  7. Hurricane Dorian left homes in ruin in the Bahamas. [FERNANDO LLANO  |  AP]
  8. The latest advisory from the National Hurricane Center shows the storm moving toward the northeast out to sea. [National Hurricane Center]
  9. Tropical storm Sebastien has developed in the Atlantic and now has an 80 percent chance of turning into a tropical cyclone. [National Hurricane Center] [National Hurricane Center]
  10. Forecasters with the National Weather Service estimate that the system has a 50-percent chance of developing into a tropical or sub-tropical depression during the next 48 hours. [National Weather Service]
  11. Mos Antenor, 42, drives a bulldozer while clearing the road after Hurricane Dorian Mclean's Town, Grand Bahama, Bahamas on Sept. 13. (AP Photo/Ramon Espinosa) [RAMON ESPINOSA  |  AP]

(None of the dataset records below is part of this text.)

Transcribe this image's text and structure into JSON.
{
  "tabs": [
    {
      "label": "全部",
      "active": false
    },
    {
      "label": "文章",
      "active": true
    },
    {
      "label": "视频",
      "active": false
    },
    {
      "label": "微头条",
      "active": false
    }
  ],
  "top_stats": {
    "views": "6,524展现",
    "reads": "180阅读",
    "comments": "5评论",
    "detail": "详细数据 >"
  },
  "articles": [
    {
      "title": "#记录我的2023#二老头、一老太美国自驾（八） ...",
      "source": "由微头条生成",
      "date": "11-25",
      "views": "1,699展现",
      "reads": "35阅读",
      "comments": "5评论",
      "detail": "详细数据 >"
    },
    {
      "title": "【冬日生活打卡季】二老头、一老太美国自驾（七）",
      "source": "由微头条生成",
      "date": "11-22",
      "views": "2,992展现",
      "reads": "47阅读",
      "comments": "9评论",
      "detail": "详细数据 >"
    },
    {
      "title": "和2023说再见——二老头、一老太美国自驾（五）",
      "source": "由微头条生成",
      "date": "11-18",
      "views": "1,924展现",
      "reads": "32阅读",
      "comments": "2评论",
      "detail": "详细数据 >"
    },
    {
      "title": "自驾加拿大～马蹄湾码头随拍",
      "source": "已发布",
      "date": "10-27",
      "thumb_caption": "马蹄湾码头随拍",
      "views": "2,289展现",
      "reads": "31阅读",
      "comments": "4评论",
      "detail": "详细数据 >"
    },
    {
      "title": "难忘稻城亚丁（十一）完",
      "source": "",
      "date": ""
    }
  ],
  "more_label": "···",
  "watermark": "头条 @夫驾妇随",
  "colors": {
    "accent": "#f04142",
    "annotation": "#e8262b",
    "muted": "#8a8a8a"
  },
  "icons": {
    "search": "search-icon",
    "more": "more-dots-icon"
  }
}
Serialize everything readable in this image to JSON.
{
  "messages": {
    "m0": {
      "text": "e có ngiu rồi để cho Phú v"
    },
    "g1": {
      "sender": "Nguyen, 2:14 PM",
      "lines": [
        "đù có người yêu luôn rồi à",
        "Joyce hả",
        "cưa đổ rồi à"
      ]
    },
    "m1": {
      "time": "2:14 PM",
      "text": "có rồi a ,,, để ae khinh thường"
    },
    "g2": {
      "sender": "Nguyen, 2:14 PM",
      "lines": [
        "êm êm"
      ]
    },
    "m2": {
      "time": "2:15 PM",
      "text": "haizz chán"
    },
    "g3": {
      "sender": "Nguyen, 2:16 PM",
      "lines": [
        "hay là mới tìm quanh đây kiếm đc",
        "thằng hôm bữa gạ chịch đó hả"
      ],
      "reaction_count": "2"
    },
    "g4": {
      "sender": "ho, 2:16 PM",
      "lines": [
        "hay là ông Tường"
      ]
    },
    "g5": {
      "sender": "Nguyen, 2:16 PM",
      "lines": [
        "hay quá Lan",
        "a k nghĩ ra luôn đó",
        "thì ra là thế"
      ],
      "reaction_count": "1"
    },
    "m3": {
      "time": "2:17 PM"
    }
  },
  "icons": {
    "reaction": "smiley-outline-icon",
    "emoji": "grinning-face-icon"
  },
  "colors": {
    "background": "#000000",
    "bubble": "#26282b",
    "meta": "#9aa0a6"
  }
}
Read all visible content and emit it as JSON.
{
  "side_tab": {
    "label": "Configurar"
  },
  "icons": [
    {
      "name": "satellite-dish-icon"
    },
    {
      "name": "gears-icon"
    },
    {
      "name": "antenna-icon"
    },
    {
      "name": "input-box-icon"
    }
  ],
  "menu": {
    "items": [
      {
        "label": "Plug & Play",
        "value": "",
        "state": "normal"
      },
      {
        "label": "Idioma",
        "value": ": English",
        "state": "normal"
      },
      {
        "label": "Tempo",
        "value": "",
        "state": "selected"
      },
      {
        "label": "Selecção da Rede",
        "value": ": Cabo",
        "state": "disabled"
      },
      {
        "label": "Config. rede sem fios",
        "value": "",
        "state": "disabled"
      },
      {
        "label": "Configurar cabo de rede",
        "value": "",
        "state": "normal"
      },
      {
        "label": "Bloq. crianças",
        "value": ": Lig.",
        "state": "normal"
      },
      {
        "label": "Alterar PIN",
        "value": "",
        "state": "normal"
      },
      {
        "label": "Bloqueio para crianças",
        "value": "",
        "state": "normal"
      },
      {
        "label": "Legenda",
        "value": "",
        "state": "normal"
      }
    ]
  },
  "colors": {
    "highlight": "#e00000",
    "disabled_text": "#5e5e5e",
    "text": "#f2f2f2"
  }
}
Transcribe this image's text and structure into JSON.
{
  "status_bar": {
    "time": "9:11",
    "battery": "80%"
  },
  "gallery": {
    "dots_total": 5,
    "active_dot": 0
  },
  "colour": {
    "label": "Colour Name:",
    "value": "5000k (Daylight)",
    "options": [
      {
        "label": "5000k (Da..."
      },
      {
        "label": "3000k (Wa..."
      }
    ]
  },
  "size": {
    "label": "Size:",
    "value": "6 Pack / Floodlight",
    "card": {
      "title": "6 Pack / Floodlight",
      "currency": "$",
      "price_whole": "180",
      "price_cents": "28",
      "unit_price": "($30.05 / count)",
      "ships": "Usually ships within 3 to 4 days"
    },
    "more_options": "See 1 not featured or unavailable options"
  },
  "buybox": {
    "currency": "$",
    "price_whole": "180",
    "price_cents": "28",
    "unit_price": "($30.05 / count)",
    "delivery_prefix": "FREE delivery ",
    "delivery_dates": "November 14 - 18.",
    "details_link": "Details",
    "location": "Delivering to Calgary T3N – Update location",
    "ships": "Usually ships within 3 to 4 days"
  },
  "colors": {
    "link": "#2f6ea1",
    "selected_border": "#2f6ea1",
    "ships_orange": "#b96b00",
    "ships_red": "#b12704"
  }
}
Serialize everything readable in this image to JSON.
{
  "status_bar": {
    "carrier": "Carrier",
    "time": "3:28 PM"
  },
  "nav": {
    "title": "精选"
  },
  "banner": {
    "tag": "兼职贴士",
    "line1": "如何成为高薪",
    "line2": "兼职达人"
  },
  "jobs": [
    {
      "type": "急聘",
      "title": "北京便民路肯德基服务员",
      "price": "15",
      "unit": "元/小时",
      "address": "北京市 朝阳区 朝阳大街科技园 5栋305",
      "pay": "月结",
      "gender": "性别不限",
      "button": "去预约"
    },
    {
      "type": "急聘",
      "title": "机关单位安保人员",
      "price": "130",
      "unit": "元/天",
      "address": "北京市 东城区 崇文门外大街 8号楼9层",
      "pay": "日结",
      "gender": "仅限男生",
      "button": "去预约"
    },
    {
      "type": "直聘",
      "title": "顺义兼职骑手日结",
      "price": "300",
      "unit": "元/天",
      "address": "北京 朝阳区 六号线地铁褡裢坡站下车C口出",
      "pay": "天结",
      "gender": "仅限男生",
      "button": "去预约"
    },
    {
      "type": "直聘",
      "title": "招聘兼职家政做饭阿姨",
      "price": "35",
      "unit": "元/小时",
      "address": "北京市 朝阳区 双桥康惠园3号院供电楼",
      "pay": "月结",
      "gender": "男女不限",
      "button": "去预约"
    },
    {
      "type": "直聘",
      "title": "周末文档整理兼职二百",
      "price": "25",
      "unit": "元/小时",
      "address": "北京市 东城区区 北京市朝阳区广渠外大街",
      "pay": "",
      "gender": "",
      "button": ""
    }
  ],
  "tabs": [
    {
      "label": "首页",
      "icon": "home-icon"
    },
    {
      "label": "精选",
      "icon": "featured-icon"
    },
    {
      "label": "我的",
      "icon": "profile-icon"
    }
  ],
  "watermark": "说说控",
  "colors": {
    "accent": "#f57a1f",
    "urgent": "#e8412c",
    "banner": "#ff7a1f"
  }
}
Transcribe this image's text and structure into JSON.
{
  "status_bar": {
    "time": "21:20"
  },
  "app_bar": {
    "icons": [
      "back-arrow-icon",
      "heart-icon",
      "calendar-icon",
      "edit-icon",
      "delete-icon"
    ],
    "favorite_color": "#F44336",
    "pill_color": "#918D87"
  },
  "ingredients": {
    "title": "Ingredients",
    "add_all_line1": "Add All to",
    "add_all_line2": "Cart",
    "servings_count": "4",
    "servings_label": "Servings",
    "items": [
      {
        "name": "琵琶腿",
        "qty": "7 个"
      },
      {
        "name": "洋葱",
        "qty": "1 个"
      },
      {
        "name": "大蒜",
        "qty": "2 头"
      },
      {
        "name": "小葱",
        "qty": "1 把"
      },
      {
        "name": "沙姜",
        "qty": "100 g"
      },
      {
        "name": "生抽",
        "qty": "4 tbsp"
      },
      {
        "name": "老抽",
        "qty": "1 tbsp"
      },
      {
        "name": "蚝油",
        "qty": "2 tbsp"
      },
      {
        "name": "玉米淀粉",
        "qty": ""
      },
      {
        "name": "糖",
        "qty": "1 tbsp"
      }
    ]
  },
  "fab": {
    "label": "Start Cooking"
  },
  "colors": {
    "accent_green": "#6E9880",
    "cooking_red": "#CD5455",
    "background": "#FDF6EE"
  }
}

  12. The projected path of Tropical Storm Olga [National Hurricane Center]